**TASK BRIEF:**
Reproduce every line that appears below, precisely and completely.

*** ENTRIES SHOWN Section Begins ***

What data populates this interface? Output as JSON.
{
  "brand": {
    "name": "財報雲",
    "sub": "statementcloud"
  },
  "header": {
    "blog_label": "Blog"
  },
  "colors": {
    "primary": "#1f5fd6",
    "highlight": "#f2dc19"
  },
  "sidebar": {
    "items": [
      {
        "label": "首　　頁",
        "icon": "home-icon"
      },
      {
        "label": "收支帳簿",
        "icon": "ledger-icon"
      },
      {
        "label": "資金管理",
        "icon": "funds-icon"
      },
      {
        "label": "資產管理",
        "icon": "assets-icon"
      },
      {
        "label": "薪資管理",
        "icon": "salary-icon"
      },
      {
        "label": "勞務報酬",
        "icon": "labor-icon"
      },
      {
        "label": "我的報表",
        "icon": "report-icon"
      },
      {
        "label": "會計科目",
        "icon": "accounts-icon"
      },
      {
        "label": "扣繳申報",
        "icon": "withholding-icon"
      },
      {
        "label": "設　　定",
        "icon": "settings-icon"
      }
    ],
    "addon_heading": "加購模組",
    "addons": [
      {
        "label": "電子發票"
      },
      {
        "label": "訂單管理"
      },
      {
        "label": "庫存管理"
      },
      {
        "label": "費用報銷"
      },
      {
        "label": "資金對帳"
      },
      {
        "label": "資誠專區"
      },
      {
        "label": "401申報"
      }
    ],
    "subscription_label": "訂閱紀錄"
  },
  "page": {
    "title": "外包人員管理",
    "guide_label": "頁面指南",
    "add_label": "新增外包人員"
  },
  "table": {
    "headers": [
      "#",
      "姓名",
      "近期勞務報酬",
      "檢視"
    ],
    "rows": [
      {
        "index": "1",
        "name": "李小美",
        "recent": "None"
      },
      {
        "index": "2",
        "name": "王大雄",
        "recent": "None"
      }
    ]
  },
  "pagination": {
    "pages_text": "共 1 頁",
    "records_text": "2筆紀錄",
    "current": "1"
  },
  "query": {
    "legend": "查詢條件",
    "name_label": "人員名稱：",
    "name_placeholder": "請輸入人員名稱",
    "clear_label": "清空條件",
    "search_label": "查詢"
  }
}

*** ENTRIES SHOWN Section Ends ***

**ANSWER SPACE:**
What data populates this interface? Output as JSON.
{
  "brand": {
    "name": "財報雲",
    "sub": "statementcloud"
  },
  "header": {
    "blog_label": "Blog"
  },
  "colors": {
    "primary": "#1f5fd6",
    "highlight": "#f2dc19"
  },
  "sidebar": {
    "items": [
      {
        "label": "首　　頁",
        "icon": "home-icon"
      },
      {
        "label": "收支帳簿",
        "icon": "ledger-icon"
      },
      {
        "label": "資金管理",
        "icon": "funds-icon"
      },
      {
        "label": "資產管理",
        "icon": "assets-icon"
      },
      {
        "label": "薪資管理",
        "icon": "salary-icon"
      },
      {
        "label": "勞務報酬",
        "icon": "labor-icon"
      },
      {
        "label": "我的報表",
        "icon": "report-icon"
      },
      {
        "label": "會計科目",
        "icon": "accounts-icon"
      },
      {
        "label": "扣繳申報",
        "icon": "withholding-icon"
      },
      {
        "label": "設　　定",
        "icon": "settings-icon"
      }
    ],
    "addon_heading": "加購模組",
    "addons": [
      {
        "label": "電子發票"
      },
      {
        "label": "訂單管理"
      },
      {
        "label": "庫存管理"
      },
      {
        "label": "費用報銷"
      },
      {
        "label": "資金對帳"
      },
      {
        "label": "資誠專區"
      },
      {
        "label": "401申報"
      }
    ],
    "subscription_label": "訂閱紀錄"
  },
  "page": {
    "title": "外包人員管理",
    "guide_label": "頁面指南",
    "add_label": "新增外包人員"
  },
  "table": {
    "headers": [
      "#",
      "姓名",
      "近期勞務報酬",
      "檢視"
    ],
    "rows": [
      {
        "index": "1",
        "name": "李小美",
        "recent": "None"
      },
      {
        "index": "2",
        "name": "王大雄",
        "recent": "None"
      }
    ]
  },
  "pagination": {
    "pages_text": "共 1 頁",
    "records_text": "2筆紀錄",
    "current": "1"
  },
  "query": {
    "legend": "查詢條件",
    "name_label": "人員名稱：",
    "name_placeholder": "請輸入人員名稱",
    "clear_label": "清空條件",
    "search_label": "查詢"
  }
}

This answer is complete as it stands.